> **What to work on**
Check each line below for the word "Please" and give the number of lines that have it, nothing more.

[Provided material Boundary: Start]

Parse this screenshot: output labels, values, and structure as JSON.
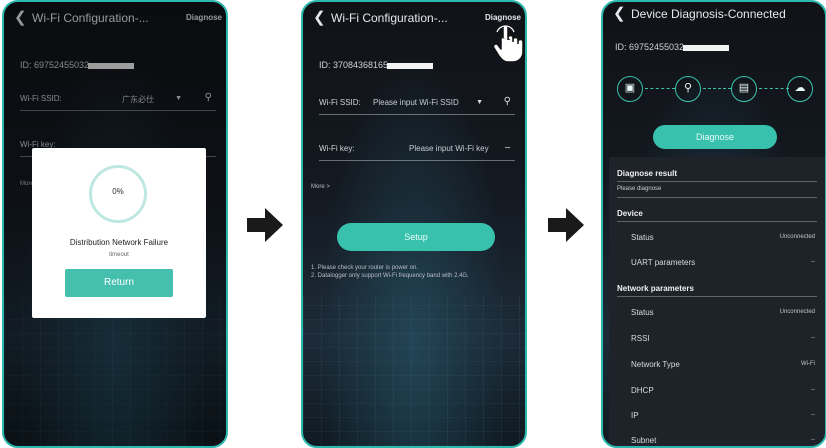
{
  "screen1": {
    "title": "Wi-Fi Configuration-...",
    "diagnose_label": "Diagnose",
    "id_prefix": "ID: 69752455032",
    "ssid_label": "Wi-Fi SSID:",
    "ssid_value": "广东必仕",
    "key_label": "Wi-Fi key:",
    "more_label": "More",
    "dialog": {
      "progress": "0%",
      "title": "Distribution Network Failure",
      "subtitle": "timeout",
      "return_button": "Return"
    }
  },
  "screen2": {
    "title": "Wi-Fi Configuration-...",
    "diagnose_label": "Diagnose",
    "id_prefix": "ID: 37084368165",
    "ssid_label": "Wi-Fi SSID:",
    "ssid_placeholder": "Please input Wi-Fi SSID",
    "key_label": "Wi-Fi key:",
    "key_placeholder": "Please input Wi-Fi key",
    "more_label": "More >",
    "setup_button": "Setup",
    "note1": "1. Please check your router is power on.",
    "note2": "2. Datalogger only support Wi-Fi frequency band with 2.4G."
  },
  "screen3": {
    "title": "Device Diagnosis-Connected",
    "id_prefix": "ID: 69752455032",
    "diagnose_button": "Diagnose",
    "result_header": "Diagnose result",
    "result_text": "Please diagnose",
    "device_header": "Device",
    "device_rows": [
      {
        "label": "Status",
        "value": "Unconnected"
      },
      {
        "label": "UART parameters",
        "value": "--"
      }
    ],
    "network_header": "Network parameters",
    "network_rows": [
      {
        "label": "Status",
        "value": "Unconnected"
      },
      {
        "label": "RSSI",
        "value": "--"
      },
      {
        "label": "Network Type",
        "value": "Wi-Fi"
      },
      {
        "label": "DHCP",
        "value": "--"
      },
      {
        "label": "IP",
        "value": "--"
      },
      {
        "label": "Subnet",
        "value": "--"
      }
    ]
  },
  "colors": {
    "accent": "#38c1ad",
    "phone_border": "#2bb8ad",
    "arrow": "#1a1a1a"
  }
}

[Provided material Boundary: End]

> **Exercise answer**
4